Dataset rows for apps and sites:
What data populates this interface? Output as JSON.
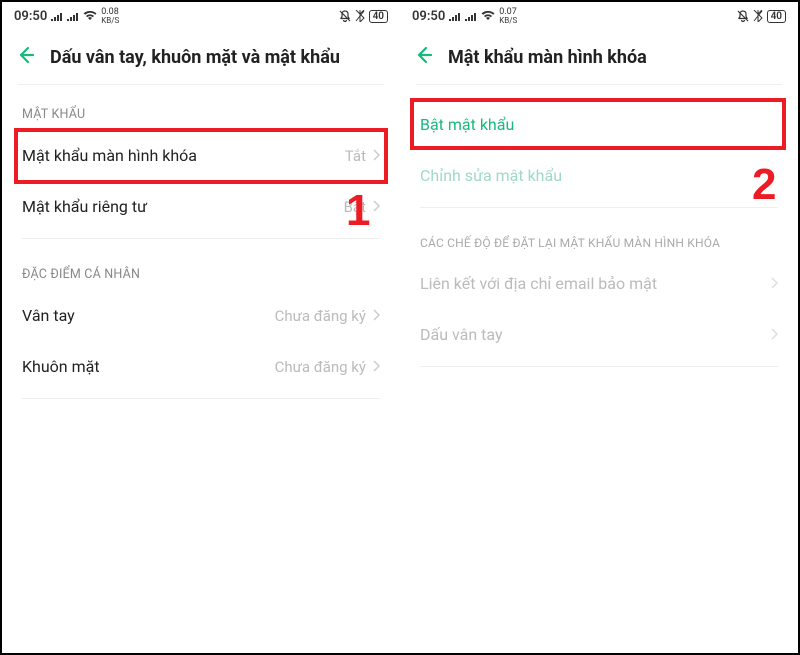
{
  "left": {
    "status": {
      "time": "09:50",
      "kb_top": "0.08",
      "kb_bot": "KB/S",
      "battery": "40"
    },
    "header": {
      "title": "Dấu vân tay, khuôn mặt và mật khẩu"
    },
    "section1": {
      "header": "MẬT KHẨU",
      "item1": {
        "label": "Mật khẩu màn hình khóa",
        "value": "Tắt"
      },
      "item2": {
        "label": "Mật khẩu riêng tư",
        "value": "Bật"
      }
    },
    "section2": {
      "header": "ĐẶC ĐIỂM CÁ NHÂN",
      "item1": {
        "label": "Vân tay",
        "value": "Chưa đăng ký"
      },
      "item2": {
        "label": "Khuôn mặt",
        "value": "Chưa đăng ký"
      }
    },
    "annotation_number": "1"
  },
  "right": {
    "status": {
      "time": "09:50",
      "kb_top": "0.07",
      "kb_bot": "KB/S",
      "battery": "40"
    },
    "header": {
      "title": "Mật khẩu màn hình khóa"
    },
    "item1": {
      "label": "Bật mật khẩu"
    },
    "item2": {
      "label": "Chỉnh sửa mật khẩu"
    },
    "section2": {
      "header": "CÁC CHẾ ĐỘ ĐỂ ĐẶT LẠI MẬT KHẨU MÀN HÌNH KHÓA",
      "item1": {
        "label": "Liên kết với địa chỉ email bảo mật"
      },
      "item2": {
        "label": "Dấu vân tay"
      }
    },
    "annotation_number": "2"
  }
}
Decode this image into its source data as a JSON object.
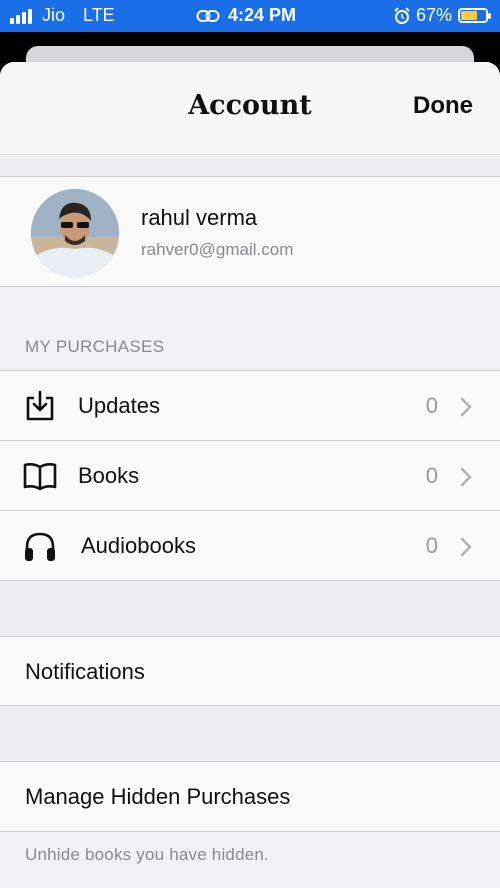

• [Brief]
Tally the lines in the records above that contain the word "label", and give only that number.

• [Answer box]
8